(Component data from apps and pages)
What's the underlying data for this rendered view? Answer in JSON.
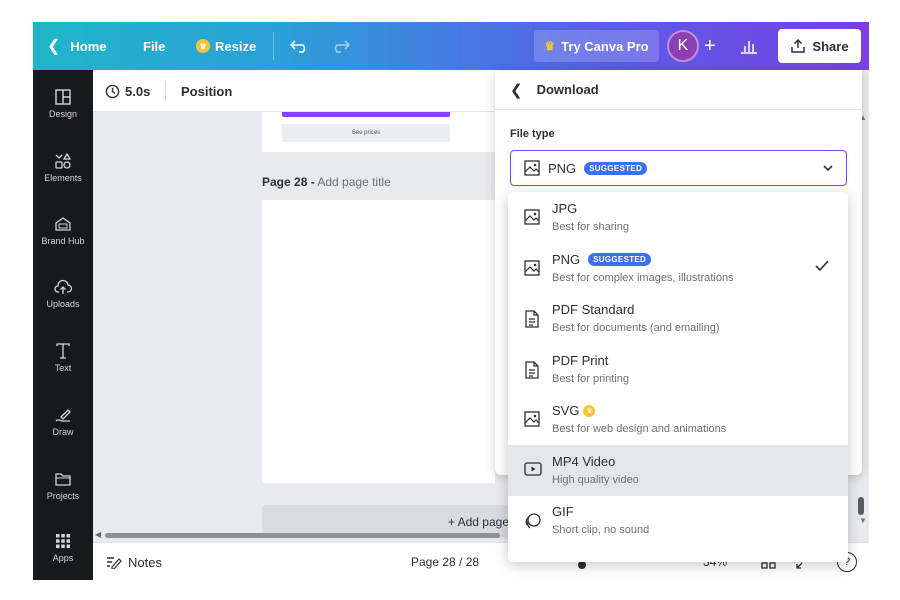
{
  "topbar": {
    "home_label": "Home",
    "file_label": "File",
    "resize_label": "Resize",
    "try_pro_label": "Try Canva Pro",
    "avatar_initial": "K",
    "share_label": "Share",
    "gradient_start": "#1fb6c9",
    "gradient_end": "#7b3fe4"
  },
  "sidebar": {
    "items": [
      {
        "label": "Design",
        "icon": "layout-icon"
      },
      {
        "label": "Elements",
        "icon": "shapes-icon"
      },
      {
        "label": "Brand Hub",
        "icon": "brand-hub-icon"
      },
      {
        "label": "Uploads",
        "icon": "cloud-upload-icon"
      },
      {
        "label": "Text",
        "icon": "text-icon"
      },
      {
        "label": "Draw",
        "icon": "draw-icon"
      },
      {
        "label": "Projects",
        "icon": "folder-icon"
      },
      {
        "label": "Apps",
        "icon": "apps-grid-icon"
      }
    ]
  },
  "context_bar": {
    "duration": "5.0s",
    "position_label": "Position"
  },
  "canvas": {
    "prev_page_button": "See prices",
    "page_number": "Page 28 -",
    "page_title_placeholder": "Add page title",
    "add_page_label": "+ Add page"
  },
  "bottom_bar": {
    "notes_label": "Notes",
    "page_indicator": "Page 28 / 28",
    "zoom_partial": "34%",
    "help_label": "?"
  },
  "download_panel": {
    "title": "Download",
    "file_type_label": "File type",
    "selected_type": "PNG",
    "selected_badge": "SUGGESTED",
    "accent_color": "#8b3dff",
    "badge_color": "#3d6ff5"
  },
  "file_type_options": [
    {
      "name": "JPG",
      "desc": "Best for sharing",
      "badge": "",
      "pro": false,
      "selected": false,
      "highlight": false,
      "icon": "image-icon"
    },
    {
      "name": "PNG",
      "desc": "Best for complex images, illustrations",
      "badge": "SUGGESTED",
      "pro": false,
      "selected": true,
      "highlight": false,
      "icon": "image-icon"
    },
    {
      "name": "PDF Standard",
      "desc": "Best for documents (and emailing)",
      "badge": "",
      "pro": false,
      "selected": false,
      "highlight": false,
      "icon": "document-icon"
    },
    {
      "name": "PDF Print",
      "desc": "Best for printing",
      "badge": "",
      "pro": false,
      "selected": false,
      "highlight": false,
      "icon": "document-icon"
    },
    {
      "name": "SVG",
      "desc": "Best for web design and animations",
      "badge": "",
      "pro": true,
      "selected": false,
      "highlight": false,
      "icon": "image-icon"
    },
    {
      "name": "MP4 Video",
      "desc": "High quality video",
      "badge": "",
      "pro": false,
      "selected": false,
      "highlight": true,
      "icon": "video-icon"
    },
    {
      "name": "GIF",
      "desc": "Short clip, no sound",
      "badge": "",
      "pro": false,
      "selected": false,
      "highlight": false,
      "icon": "gif-icon"
    }
  ]
}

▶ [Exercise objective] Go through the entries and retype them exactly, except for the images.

▶ [Task result]
What's the underlying data for this rendered view? Answer in JSON.
{
  "topbar": {
    "home_label": "Home",
    "file_label": "File",
    "resize_label": "Resize",
    "try_pro_label": "Try Canva Pro",
    "avatar_initial": "K",
    "share_label": "Share",
    "gradient_start": "#1fb6c9",
    "gradient_end": "#7b3fe4"
  },
  "sidebar": {
    "items": [
      {
        "label": "Design",
        "icon": "layout-icon"
      },
      {
        "label": "Elements",
        "icon": "shapes-icon"
      },
      {
        "label": "Brand Hub",
        "icon": "brand-hub-icon"
      },
      {
        "label": "Uploads",
        "icon": "cloud-upload-icon"
      },
      {
        "label": "Text",
        "icon": "text-icon"
      },
      {
        "label": "Draw",
        "icon": "draw-icon"
      },
      {
        "label": "Projects",
        "icon": "folder-icon"
      },
      {
        "label": "Apps",
        "icon": "apps-grid-icon"
      }
    ]
  },
  "context_bar": {
    "duration": "5.0s",
    "position_label": "Position"
  },
  "canvas": {
    "prev_page_button": "See prices",
    "page_number": "Page 28 -",
    "page_title_placeholder": "Add page title",
    "add_page_label": "+ Add page"
  },
  "bottom_bar": {
    "notes_label": "Notes",
    "page_indicator": "Page 28 / 28",
    "zoom_partial": "34%",
    "help_label": "?"
  },
  "download_panel": {
    "title": "Download",
    "file_type_label": "File type",
    "selected_type": "PNG",
    "selected_badge": "SUGGESTED",
    "accent_color": "#8b3dff",
    "badge_color": "#3d6ff5"
  },
  "file_type_options": [
    {
      "name": "JPG",
      "desc": "Best for sharing",
      "badge": "",
      "pro": false,
      "selected": false,
      "highlight": false,
      "icon": "image-icon"
    },
    {
      "name": "PNG",
      "desc": "Best for complex images, illustrations",
      "badge": "SUGGESTED",
      "pro": false,
      "selected": true,
      "highlight": false,
      "icon": "image-icon"
    },
    {
      "name": "PDF Standard",
      "desc": "Best for documents (and emailing)",
      "badge": "",
      "pro": false,
      "selected": false,
      "highlight": false,
      "icon": "document-icon"
    },
    {
      "name": "PDF Print",
      "desc": "Best for printing",
      "badge": "",
      "pro": false,
      "selected": false,
      "highlight": false,
      "icon": "document-icon"
    },
    {
      "name": "SVG",
      "desc": "Best for web design and animations",
      "badge": "",
      "pro": true,
      "selected": false,
      "highlight": false,
      "icon": "image-icon"
    },
    {
      "name": "MP4 Video",
      "desc": "High quality video",
      "badge": "",
      "pro": false,
      "selected": false,
      "highlight": true,
      "icon": "video-icon"
    },
    {
      "name": "GIF",
      "desc": "Short clip, no sound",
      "badge": "",
      "pro": false,
      "selected": false,
      "highlight": false,
      "icon": "gif-icon"
    }
  ]
}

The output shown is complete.